Michaels never renewed his permit for 2010, 2011, 2012 or 2013. But the Love Shack was rented anyway, to happily oblivious tourists. Well, aside from those who left disgruntled comments on TVR ad sites:
Comment: Great house but...
Guest: Anonymous (Carlsbad, NM)Date of Stay: 06/12/11 Review Submitted: 10/21/11
…My final issue with the Love Shack is that we stayed there in the middle of June and I am still waiting on my security deposit to be returned, near the end of October. This is not a huge issue but more of an annoyance.
Guest: David & Leigh1 (Phoenix AZ)
Date of Stay: 08/19/10 Review Submitted: 12/12/10
Date of Stay: 08/19/10 Review Submitted: 12/12/10
…The Love Shack is as described in the listing. It was the perfect location for us & we thoroughly enjoyed our stay there in August. Would have rated it an Excellent, but it is now December & we still have not received our deposit back even though we've been assured that we would.
We'll let the B-52s weigh in here: "Sign says, Woo, stay away fools, 'cause

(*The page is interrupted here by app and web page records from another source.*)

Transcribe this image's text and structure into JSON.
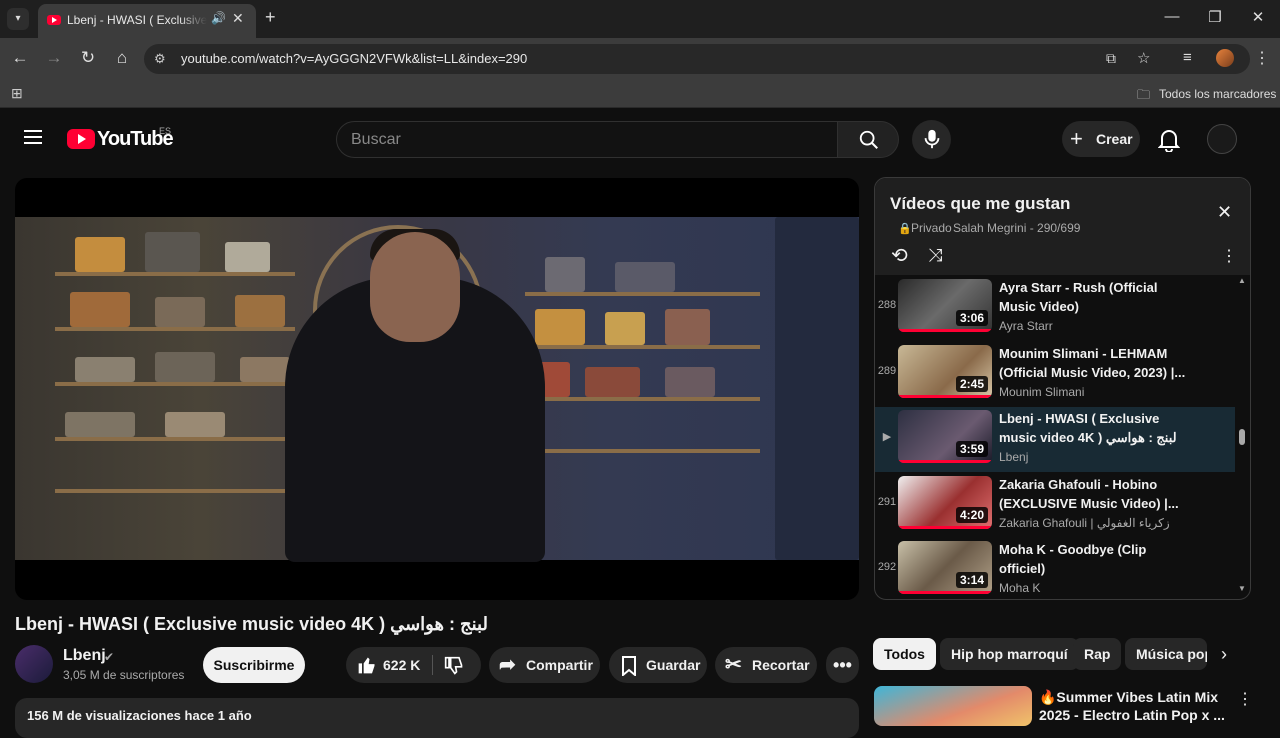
{
  "browser": {
    "tab_title": "Lbenj - HWASI ( Exclusive m",
    "url": "youtube.com/watch?v=AyGGGN2VFWk&list=LL&index=290",
    "bookmarks_label": "Todos los marcadores"
  },
  "header": {
    "logo_text": "YouTube",
    "country": "ES",
    "search_placeholder": "Buscar",
    "create_label": "Crear"
  },
  "video": {
    "title": "Lbenj - HWASI ( Exclusive music video 4K ) لبنج : هواسي",
    "channel": "Lbenj",
    "subscribers": "3,05 M de suscriptores",
    "subscribe_label": "Suscribirme",
    "likes": "622 K",
    "share_label": "Compartir",
    "save_label": "Guardar",
    "clip_label": "Recortar",
    "desc_meta": "156 M de visualizaciones  hace 1 año"
  },
  "playlist": {
    "title": "Vídeos que me gustan",
    "privacy": "Privado",
    "owner_count": "Salah Megrini - 290/699",
    "items": [
      {
        "index": "288",
        "title": "Ayra Starr - Rush (Official Music Video)",
        "channel": "Ayra Starr",
        "duration": "3:06",
        "active": false
      },
      {
        "index": "289",
        "title": "Mounim Slimani - LEHMAM (Official Music Video, 2023) |...",
        "channel": "Mounim Slimani",
        "duration": "2:45",
        "active": false
      },
      {
        "index": "▶",
        "title": "Lbenj - HWASI ( Exclusive music video 4K ) لبنج : هواسي",
        "channel": "Lbenj",
        "duration": "3:59",
        "active": true
      },
      {
        "index": "291",
        "title": "Zakaria Ghafouli - Hobino (EXCLUSIVE Music Video) |...",
        "channel": "Zakaria Ghafouli | زكرياء الغفولي",
        "duration": "4:20",
        "active": false
      },
      {
        "index": "292",
        "title": "Moha K - Goodbye (Clip officiel)",
        "channel": "Moha K",
        "duration": "3:14",
        "active": false
      }
    ]
  },
  "chips": [
    "Todos",
    "Hip hop marroquí",
    "Rap",
    "Música pop"
  ],
  "recommendation": {
    "title": "🔥Summer Vibes Latin Mix 2025 - Electro Latin Pop x ..."
  },
  "colors": {
    "brand_red": "#ff0033",
    "background": "#0f0f0f"
  }
}
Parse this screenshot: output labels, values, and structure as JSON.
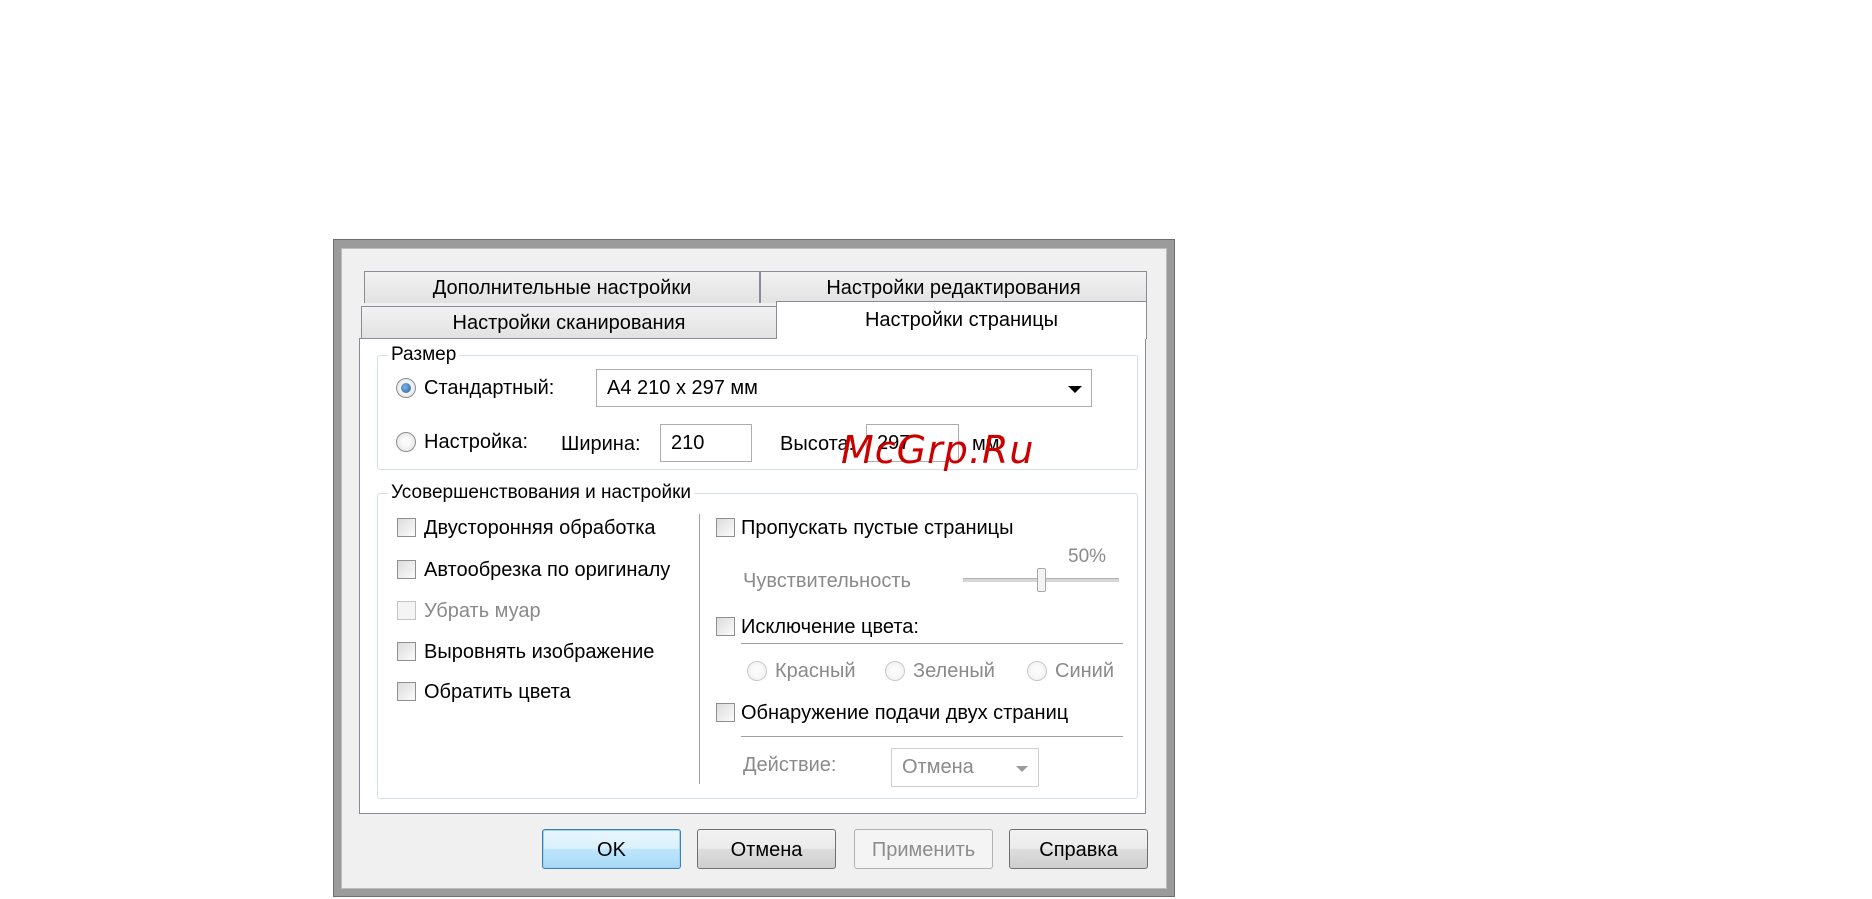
{
  "tabs": {
    "row_back": [
      "Дополнительные настройки",
      "Настройки редактирования"
    ],
    "row_front": [
      "Настройки сканирования",
      "Настройки страницы"
    ],
    "active": "Настройки страницы"
  },
  "size_group": {
    "legend": "Размер",
    "standard_label": "Стандартный:",
    "standard_selected": true,
    "standard_value": "A4 210 x 297 мм",
    "custom_label": "Настройка:",
    "width_label": "Ширина:",
    "width_value": "210",
    "height_label": "Высота:",
    "height_value": "297",
    "unit": "мм"
  },
  "enh_group": {
    "legend": "Усовершенствования и настройки",
    "left_options": [
      {
        "label": "Двусторонняя обработка",
        "checked": false,
        "enabled": true
      },
      {
        "label": "Автообрезка по оригиналу",
        "checked": false,
        "enabled": true
      },
      {
        "label": "Убрать муар",
        "checked": false,
        "enabled": false
      },
      {
        "label": "Выровнять изображение",
        "checked": false,
        "enabled": true
      },
      {
        "label": "Обратить цвета",
        "checked": false,
        "enabled": true
      }
    ],
    "skip_blank": {
      "label": "Пропускать пустые страницы",
      "checked": false
    },
    "sensitivity": {
      "label": "Чувствительность",
      "value_text": "50%",
      "value": 0.5
    },
    "color_drop": {
      "label": "Исключение цвета:",
      "checked": false
    },
    "colors": [
      "Красный",
      "Зеленый",
      "Синий"
    ],
    "double_feed": {
      "label": "Обнаружение подачи двух страниц",
      "checked": false
    },
    "action": {
      "label": "Действие:",
      "value": "Отмена"
    }
  },
  "buttons": {
    "ok": "OK",
    "cancel": "Отмена",
    "apply": "Применить",
    "help": "Справка"
  },
  "watermark": "McGrp.Ru"
}
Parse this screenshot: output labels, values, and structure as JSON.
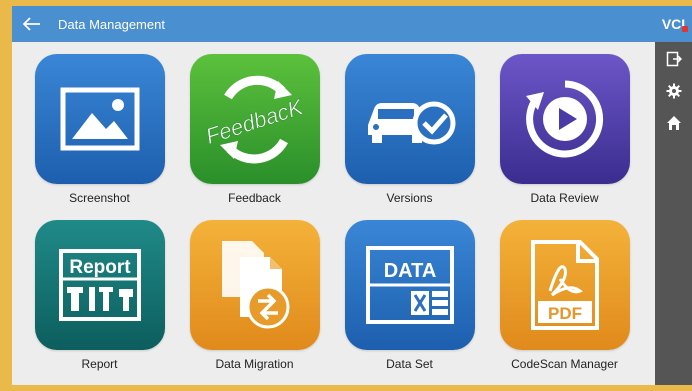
{
  "header": {
    "title": "Data Management",
    "back_icon": "arrow-left-icon"
  },
  "side_rail": {
    "vci_label": "VCI",
    "vci_status_color": "#e3342f",
    "buttons": [
      {
        "icon": "exit-icon"
      },
      {
        "icon": "gear-icon"
      },
      {
        "icon": "home-icon"
      }
    ]
  },
  "tiles": [
    {
      "label": "Screenshot",
      "icon": "image-icon",
      "color_top": "#3a86d6",
      "color_bottom": "#1d5fae"
    },
    {
      "label": "Feedback",
      "icon": "feedback-recycle-icon",
      "icon_text": "FeedbacK",
      "color_top": "#5cc13c",
      "color_bottom": "#2a8f2a"
    },
    {
      "label": "Versions",
      "icon": "car-check-icon",
      "color_top": "#3a86d6",
      "color_bottom": "#1d5fae"
    },
    {
      "label": "Data Review",
      "icon": "play-refresh-icon",
      "color_top": "#6d56c8",
      "color_bottom": "#3a2d8f"
    },
    {
      "label": "Report",
      "icon": "report-tools-icon",
      "icon_text": "Report",
      "color_top": "#1f8a88",
      "color_bottom": "#0d5e5e"
    },
    {
      "label": "Data Migration",
      "icon": "file-transfer-icon",
      "color_top": "#f4b23a",
      "color_bottom": "#e08a1b"
    },
    {
      "label": "Data Set",
      "icon": "data-excel-icon",
      "icon_text": "DATA",
      "color_top": "#3a86d6",
      "color_bottom": "#1d5fae"
    },
    {
      "label": "CodeScan Manager",
      "icon": "pdf-file-icon",
      "icon_text": "PDF",
      "color_top": "#f4b23a",
      "color_bottom": "#e08a1b"
    }
  ],
  "colors": {
    "header_blue": "#4a8fd0",
    "rail_gray": "#555555",
    "background": "#ededed"
  }
}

love money rules at the Love Shack!”
Oh, one last thing: Back in 2004, Michaels applied for a permit to install a 6' 3” high fence along the entire makai side of the property, effectively cutting off public beach access. Citizens fought it, and when the county required him to do a certified shoreline first, he dropped it. But recently, a fence was put up — with no permit.
“Love baby, that's where it's at....
Huggin' and a kissin', dancin' and a lovin' at the love shack....”